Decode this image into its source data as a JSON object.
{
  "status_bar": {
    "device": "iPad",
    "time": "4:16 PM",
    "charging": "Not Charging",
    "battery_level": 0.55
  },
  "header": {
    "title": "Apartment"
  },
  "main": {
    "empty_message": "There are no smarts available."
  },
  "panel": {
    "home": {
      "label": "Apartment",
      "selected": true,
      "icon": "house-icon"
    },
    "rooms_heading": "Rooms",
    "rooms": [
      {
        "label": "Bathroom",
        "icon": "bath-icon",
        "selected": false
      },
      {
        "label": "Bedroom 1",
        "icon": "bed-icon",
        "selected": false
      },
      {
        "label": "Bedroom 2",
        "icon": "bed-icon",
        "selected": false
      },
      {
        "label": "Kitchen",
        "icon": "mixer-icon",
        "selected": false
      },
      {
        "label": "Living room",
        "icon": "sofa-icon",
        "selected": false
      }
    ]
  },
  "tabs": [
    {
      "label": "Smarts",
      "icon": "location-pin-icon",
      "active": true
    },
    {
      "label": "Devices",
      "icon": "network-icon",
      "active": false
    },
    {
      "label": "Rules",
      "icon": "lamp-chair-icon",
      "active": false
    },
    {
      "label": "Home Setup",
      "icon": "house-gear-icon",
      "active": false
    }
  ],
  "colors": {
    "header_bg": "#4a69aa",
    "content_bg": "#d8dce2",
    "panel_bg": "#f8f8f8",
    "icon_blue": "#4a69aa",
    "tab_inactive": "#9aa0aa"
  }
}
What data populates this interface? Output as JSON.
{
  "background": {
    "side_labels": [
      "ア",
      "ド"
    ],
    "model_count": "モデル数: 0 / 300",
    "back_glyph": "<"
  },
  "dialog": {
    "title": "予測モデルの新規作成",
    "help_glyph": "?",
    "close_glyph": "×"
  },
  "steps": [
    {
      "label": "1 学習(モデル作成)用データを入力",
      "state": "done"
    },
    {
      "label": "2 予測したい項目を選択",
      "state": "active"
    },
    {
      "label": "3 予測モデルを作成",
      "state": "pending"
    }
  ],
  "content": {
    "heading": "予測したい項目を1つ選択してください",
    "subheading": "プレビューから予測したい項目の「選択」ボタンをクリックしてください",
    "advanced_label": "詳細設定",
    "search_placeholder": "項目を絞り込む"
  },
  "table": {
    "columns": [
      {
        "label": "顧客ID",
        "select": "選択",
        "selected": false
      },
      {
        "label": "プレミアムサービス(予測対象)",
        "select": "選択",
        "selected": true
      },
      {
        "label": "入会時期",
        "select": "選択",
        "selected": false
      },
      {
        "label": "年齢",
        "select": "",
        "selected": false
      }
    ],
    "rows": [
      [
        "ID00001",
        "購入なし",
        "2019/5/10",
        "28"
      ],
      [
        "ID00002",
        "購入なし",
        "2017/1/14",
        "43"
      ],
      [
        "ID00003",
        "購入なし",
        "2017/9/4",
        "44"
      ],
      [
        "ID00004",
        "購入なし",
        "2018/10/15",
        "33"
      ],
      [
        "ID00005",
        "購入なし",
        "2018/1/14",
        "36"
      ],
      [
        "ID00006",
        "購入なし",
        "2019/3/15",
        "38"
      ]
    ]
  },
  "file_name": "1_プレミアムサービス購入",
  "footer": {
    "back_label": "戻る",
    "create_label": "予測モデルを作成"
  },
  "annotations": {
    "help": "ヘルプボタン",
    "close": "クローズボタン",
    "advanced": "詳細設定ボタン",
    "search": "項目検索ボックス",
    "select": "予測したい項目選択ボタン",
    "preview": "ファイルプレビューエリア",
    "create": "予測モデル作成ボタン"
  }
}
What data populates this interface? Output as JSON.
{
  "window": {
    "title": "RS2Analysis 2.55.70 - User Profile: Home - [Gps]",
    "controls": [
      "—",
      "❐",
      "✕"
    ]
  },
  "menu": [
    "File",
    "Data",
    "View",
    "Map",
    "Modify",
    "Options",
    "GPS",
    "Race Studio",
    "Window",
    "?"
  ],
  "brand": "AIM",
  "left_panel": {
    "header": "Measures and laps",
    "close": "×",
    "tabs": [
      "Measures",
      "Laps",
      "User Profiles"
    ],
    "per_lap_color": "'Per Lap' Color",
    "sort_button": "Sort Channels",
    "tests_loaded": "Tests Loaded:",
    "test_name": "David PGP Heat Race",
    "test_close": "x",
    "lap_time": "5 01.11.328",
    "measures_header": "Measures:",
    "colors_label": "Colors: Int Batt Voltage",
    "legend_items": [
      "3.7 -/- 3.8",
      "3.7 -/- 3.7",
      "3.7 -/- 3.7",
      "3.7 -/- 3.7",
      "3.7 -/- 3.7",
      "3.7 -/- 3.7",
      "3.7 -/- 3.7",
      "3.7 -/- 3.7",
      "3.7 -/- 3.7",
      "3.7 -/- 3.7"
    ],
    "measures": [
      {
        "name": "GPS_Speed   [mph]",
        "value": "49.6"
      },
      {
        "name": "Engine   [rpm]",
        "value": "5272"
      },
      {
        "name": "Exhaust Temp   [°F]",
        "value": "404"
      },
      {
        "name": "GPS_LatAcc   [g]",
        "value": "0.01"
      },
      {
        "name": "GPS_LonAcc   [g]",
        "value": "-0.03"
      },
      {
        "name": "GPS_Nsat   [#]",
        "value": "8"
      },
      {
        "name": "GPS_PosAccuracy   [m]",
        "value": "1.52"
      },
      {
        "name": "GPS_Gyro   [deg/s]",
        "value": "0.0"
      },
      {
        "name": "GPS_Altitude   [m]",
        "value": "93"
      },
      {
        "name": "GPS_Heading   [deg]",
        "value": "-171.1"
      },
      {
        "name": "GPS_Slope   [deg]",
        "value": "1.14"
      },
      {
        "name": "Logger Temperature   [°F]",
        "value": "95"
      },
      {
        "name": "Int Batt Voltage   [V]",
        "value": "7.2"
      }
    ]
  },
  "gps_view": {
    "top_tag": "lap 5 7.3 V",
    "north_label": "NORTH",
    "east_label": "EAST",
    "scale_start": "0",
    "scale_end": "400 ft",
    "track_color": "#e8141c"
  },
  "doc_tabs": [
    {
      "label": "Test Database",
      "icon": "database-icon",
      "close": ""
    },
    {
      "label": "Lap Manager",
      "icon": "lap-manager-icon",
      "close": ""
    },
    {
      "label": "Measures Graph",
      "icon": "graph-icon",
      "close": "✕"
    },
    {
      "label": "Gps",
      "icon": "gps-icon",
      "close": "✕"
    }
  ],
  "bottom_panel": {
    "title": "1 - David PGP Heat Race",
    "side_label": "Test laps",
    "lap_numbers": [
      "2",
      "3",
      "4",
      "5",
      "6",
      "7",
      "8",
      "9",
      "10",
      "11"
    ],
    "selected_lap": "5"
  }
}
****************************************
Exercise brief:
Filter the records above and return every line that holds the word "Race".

Answer to the exercise:
    "Race Studio",
    "test_name": "David PGP Heat Race",
    "title": "1 - David PGP Heat Race",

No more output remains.